__Task__.
Write only the number of lines in the records beneath that hold "price".

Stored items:
_____

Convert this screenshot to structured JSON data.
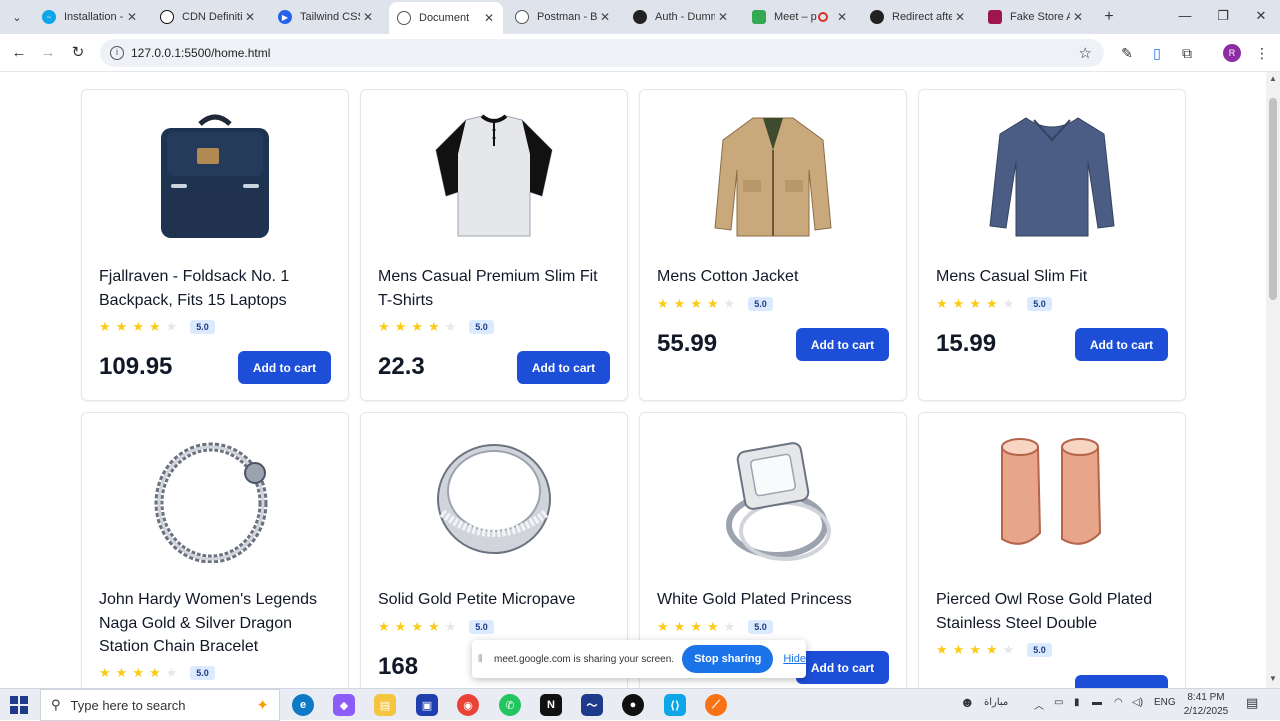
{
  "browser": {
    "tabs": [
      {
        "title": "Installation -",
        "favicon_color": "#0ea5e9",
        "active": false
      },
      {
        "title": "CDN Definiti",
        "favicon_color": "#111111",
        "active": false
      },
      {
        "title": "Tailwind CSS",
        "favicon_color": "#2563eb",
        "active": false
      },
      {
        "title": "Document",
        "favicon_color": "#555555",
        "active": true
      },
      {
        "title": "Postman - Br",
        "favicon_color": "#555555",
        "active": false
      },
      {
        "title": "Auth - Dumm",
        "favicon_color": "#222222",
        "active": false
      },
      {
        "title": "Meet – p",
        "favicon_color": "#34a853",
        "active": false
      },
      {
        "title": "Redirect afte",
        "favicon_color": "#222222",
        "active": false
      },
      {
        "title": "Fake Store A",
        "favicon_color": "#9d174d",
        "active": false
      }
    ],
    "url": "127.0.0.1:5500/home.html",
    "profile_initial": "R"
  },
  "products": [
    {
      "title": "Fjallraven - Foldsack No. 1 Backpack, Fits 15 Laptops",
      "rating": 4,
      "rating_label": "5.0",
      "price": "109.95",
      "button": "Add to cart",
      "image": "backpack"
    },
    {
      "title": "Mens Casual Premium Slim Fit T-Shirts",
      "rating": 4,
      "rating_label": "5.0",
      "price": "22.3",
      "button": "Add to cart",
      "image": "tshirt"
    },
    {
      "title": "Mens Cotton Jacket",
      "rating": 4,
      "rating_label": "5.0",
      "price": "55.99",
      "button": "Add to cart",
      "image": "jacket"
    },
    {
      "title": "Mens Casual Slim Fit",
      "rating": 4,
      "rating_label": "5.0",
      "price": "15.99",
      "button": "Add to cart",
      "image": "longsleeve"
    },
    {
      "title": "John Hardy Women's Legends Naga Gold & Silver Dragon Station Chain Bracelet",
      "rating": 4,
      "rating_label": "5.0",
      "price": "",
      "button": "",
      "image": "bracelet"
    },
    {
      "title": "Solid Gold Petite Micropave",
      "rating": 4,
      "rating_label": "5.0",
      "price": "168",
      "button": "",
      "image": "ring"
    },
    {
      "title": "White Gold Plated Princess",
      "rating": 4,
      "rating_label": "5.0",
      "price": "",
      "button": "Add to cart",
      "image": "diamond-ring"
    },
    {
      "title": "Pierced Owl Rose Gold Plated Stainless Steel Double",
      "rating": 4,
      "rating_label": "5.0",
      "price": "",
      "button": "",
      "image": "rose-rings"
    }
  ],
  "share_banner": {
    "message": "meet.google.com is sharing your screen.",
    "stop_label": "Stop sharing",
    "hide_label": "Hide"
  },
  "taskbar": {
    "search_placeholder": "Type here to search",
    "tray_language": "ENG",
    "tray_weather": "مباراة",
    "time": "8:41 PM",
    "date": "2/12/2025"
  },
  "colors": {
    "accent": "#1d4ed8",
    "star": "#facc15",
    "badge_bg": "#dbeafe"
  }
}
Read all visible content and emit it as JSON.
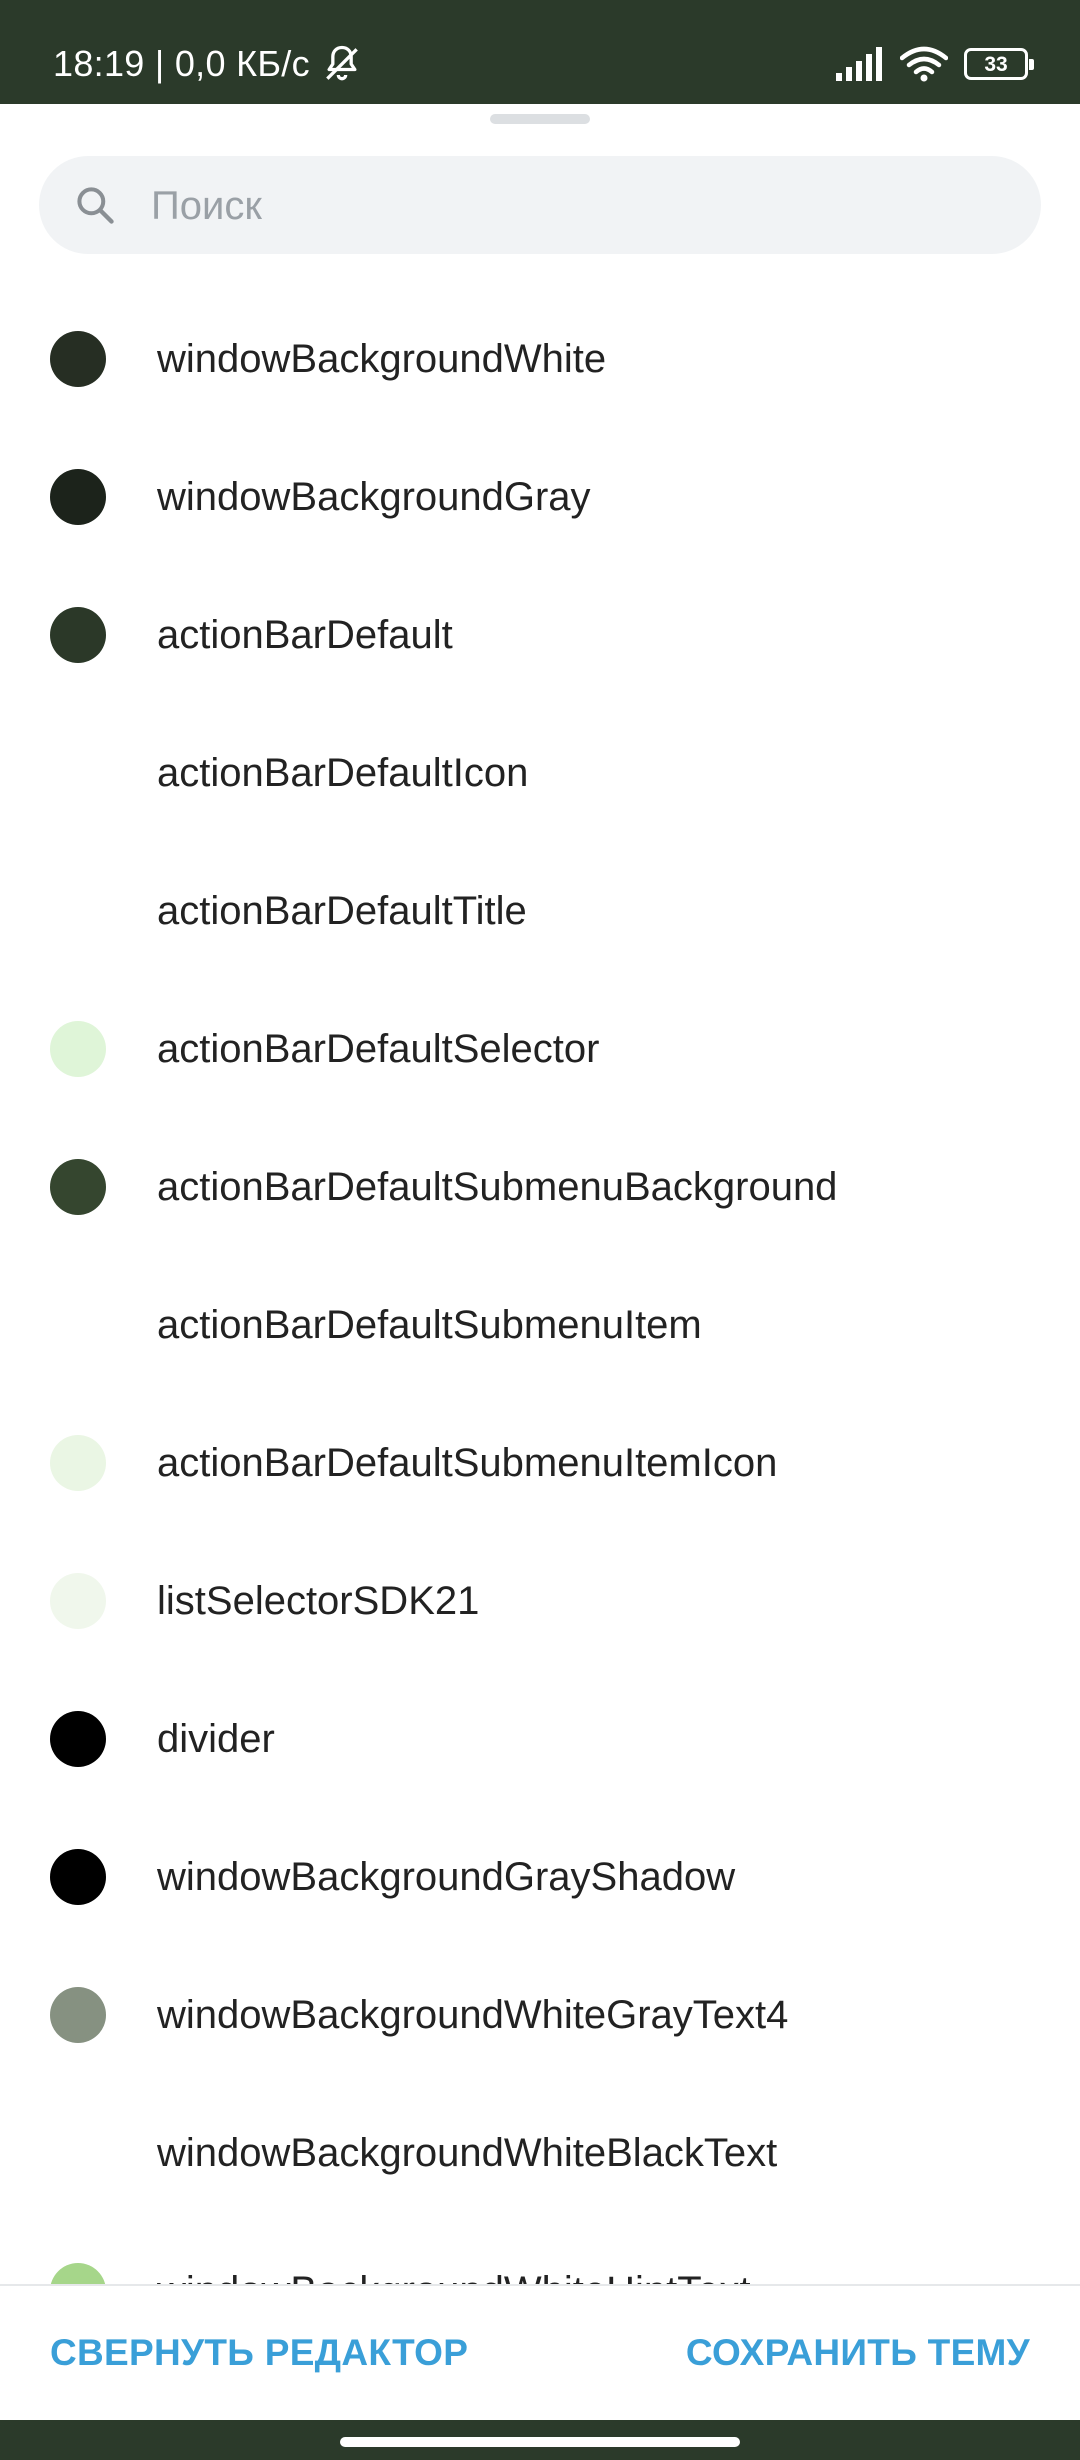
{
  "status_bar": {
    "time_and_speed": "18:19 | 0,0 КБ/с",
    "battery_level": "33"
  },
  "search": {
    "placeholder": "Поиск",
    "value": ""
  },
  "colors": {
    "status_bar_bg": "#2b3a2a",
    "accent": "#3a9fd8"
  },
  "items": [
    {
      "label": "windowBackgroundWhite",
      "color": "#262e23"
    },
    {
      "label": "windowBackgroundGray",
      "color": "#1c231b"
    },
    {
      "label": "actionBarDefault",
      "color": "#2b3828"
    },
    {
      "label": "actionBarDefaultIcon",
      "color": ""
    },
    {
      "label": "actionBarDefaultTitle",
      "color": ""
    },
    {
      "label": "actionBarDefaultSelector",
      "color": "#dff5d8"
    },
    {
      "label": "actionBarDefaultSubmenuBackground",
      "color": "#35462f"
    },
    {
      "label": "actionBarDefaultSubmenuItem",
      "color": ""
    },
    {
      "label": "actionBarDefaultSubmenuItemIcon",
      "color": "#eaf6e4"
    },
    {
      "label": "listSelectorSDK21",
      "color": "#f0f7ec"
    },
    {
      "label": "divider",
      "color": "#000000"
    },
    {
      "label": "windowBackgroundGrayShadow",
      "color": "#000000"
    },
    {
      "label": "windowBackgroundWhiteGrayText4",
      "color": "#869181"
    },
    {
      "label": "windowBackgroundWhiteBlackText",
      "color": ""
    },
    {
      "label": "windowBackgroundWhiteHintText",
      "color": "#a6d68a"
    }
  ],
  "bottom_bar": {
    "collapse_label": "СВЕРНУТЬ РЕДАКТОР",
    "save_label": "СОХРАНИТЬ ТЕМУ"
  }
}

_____

__Output__.
8